_Exercise brief_:
Pull each line holding the word "software" from the data.

(Saved data entries)

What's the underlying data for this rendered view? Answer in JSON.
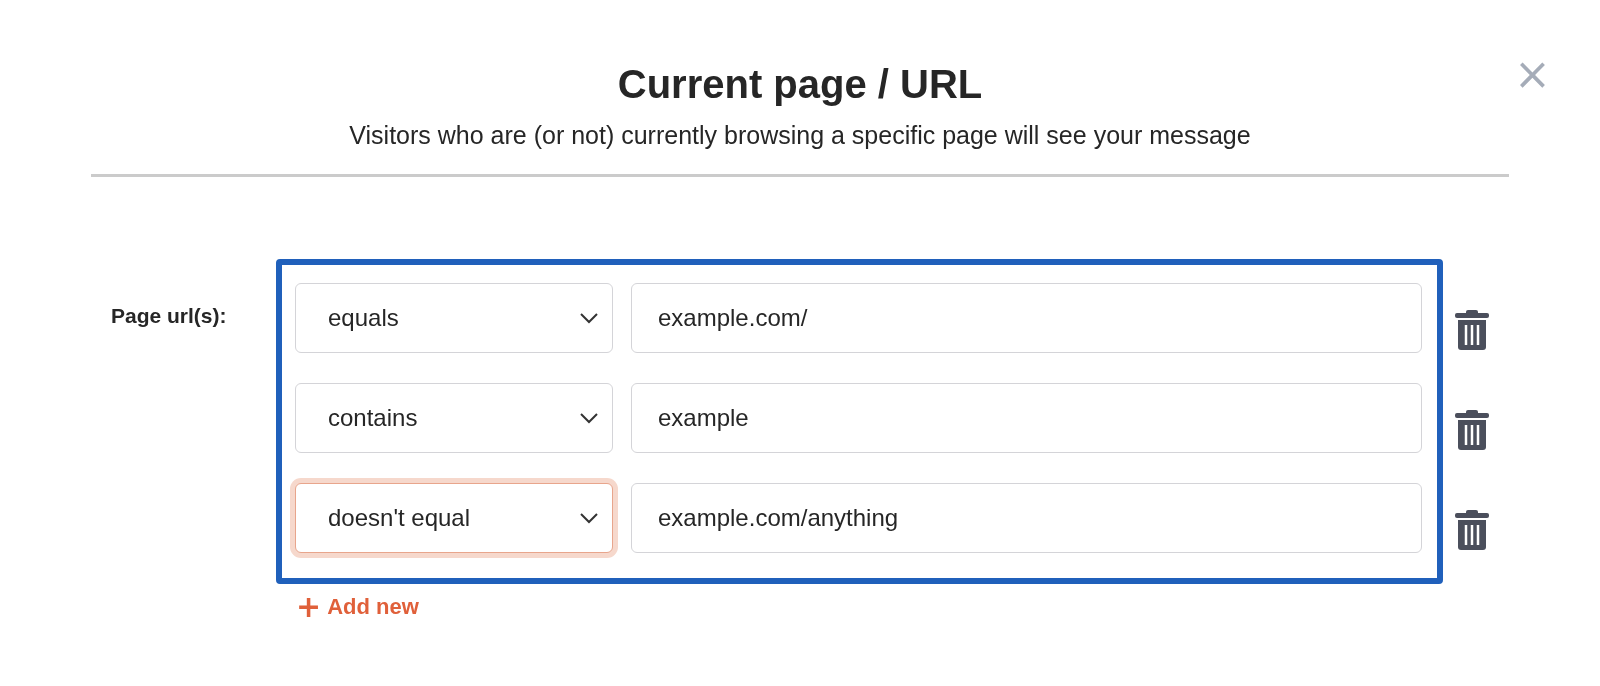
{
  "dialog": {
    "title": "Current page / URL",
    "subtitle": "Visitors who are (or not) currently browsing a specific page will see your message",
    "close": "×"
  },
  "form": {
    "label": "Page url(s):",
    "conditions": [
      {
        "operator": "equals",
        "value": "example.com/",
        "focused": false
      },
      {
        "operator": "contains",
        "value": "example",
        "focused": false
      },
      {
        "operator": "doesn't equal",
        "value": "example.com/anything",
        "focused": true
      }
    ],
    "add_button": {
      "icon": "+",
      "label": "Add new"
    }
  }
}
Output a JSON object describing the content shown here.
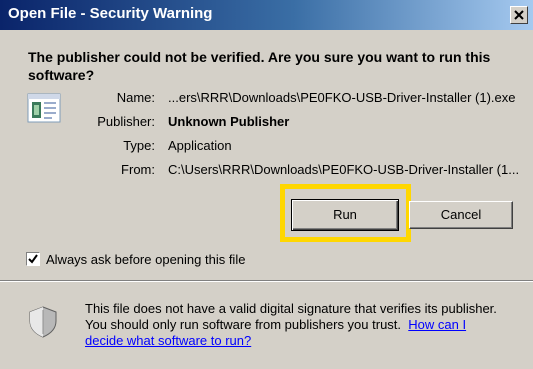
{
  "window": {
    "title": "Open File - Security Warning",
    "close_label": "X"
  },
  "headline": "The publisher could not be verified.  Are you sure you want to run this software?",
  "details": {
    "name_label": "Name:",
    "name_value": "...ers\\RRR\\Downloads\\PE0FKO-USB-Driver-Installer (1).exe",
    "publisher_label": "Publisher:",
    "publisher_value": "Unknown Publisher",
    "type_label": "Type:",
    "type_value": "Application",
    "from_label": "From:",
    "from_value": "C:\\Users\\RRR\\Downloads\\PE0FKO-USB-Driver-Installer (1..."
  },
  "buttons": {
    "run_label": "Run",
    "cancel_label": "Cancel"
  },
  "checkbox": {
    "label": "Always ask before opening this file",
    "checked": true
  },
  "warning": {
    "text": "This file does not have a valid digital signature that verifies its publisher. You should only software from publishers you trust.",
    "text_line1": "This file does not have a valid digital signature that verifies its publisher.",
    "text_line2": "You should only run software from publishers you trust.",
    "link_part1": "How can I",
    "link_part2": "decide what software to run?"
  },
  "colors": {
    "highlight": "#ffd700",
    "titlebar": "#0a246a",
    "link": "#0000ff"
  },
  "icons": [
    "file-icon",
    "shield-icon",
    "close-icon",
    "checkmark-icon"
  ]
}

_Response_:
  "headline": "The publisher could not be verified.  Are you sure you want to run this software?",
    "text": "This file does not have a valid digital signature that verifies its publisher. You should only software from publishers you trust.",
    "text_line2": "You should only run software from publishers you trust.",
    "link_part2": "decide what software to run?"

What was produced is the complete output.